**WHAT YOU WILL DO**
Every line of the records below that holds the word "Tanggal" belongs in the answer.

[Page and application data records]
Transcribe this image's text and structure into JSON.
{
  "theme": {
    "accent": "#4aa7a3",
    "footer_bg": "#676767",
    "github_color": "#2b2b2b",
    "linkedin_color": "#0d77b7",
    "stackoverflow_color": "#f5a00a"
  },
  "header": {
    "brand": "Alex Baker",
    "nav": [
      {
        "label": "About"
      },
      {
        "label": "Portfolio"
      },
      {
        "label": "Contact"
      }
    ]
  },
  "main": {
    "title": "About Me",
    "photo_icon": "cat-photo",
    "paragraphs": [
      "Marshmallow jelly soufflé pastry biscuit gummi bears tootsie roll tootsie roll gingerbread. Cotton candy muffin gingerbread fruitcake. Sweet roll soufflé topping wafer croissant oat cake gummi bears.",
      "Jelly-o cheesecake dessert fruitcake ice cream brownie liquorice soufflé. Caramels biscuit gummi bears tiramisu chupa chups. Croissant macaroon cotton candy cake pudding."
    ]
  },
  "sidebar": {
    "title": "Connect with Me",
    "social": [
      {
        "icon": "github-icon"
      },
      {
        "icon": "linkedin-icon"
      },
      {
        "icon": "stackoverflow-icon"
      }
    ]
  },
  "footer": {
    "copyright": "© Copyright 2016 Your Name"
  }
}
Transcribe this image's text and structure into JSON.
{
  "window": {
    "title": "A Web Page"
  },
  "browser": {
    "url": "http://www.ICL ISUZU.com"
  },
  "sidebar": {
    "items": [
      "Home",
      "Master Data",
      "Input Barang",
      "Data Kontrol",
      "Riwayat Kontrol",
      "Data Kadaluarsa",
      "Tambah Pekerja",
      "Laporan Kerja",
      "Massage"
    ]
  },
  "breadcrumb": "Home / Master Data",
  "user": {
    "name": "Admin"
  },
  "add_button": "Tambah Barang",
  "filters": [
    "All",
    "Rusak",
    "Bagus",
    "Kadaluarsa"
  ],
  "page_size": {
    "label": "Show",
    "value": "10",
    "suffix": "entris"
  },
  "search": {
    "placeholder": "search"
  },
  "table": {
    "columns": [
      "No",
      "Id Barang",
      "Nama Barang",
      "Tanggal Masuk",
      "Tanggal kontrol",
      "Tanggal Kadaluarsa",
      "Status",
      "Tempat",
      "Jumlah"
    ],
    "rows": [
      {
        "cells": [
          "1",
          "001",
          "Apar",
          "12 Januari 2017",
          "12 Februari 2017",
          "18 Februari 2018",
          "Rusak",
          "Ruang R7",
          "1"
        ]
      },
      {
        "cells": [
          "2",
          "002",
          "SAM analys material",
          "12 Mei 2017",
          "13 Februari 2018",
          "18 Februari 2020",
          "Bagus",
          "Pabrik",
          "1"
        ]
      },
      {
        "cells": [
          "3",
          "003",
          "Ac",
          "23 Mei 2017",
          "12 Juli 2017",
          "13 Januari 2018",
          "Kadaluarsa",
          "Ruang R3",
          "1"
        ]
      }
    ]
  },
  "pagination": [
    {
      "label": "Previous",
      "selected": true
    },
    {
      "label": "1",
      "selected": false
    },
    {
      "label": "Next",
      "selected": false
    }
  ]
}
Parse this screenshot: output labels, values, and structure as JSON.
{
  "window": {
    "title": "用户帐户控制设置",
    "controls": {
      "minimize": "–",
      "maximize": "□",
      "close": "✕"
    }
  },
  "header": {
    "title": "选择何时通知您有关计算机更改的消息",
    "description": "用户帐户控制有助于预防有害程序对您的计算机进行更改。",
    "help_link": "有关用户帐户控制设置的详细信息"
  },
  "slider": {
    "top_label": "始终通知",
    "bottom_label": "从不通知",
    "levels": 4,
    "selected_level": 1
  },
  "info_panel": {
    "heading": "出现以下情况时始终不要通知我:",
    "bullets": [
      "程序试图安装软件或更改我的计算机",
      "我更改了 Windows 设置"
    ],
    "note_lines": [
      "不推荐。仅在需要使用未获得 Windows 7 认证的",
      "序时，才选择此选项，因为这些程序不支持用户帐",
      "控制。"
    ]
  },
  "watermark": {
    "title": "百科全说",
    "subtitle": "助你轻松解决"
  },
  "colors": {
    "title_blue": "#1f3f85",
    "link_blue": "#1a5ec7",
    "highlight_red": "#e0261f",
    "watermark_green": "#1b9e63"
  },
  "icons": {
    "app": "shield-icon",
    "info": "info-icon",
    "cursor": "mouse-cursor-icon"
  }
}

**SOLUTION FOR THIS TASK**
      "Tanggal Masuk",
      "Tanggal kontrol",
      "Tanggal Kadaluarsa",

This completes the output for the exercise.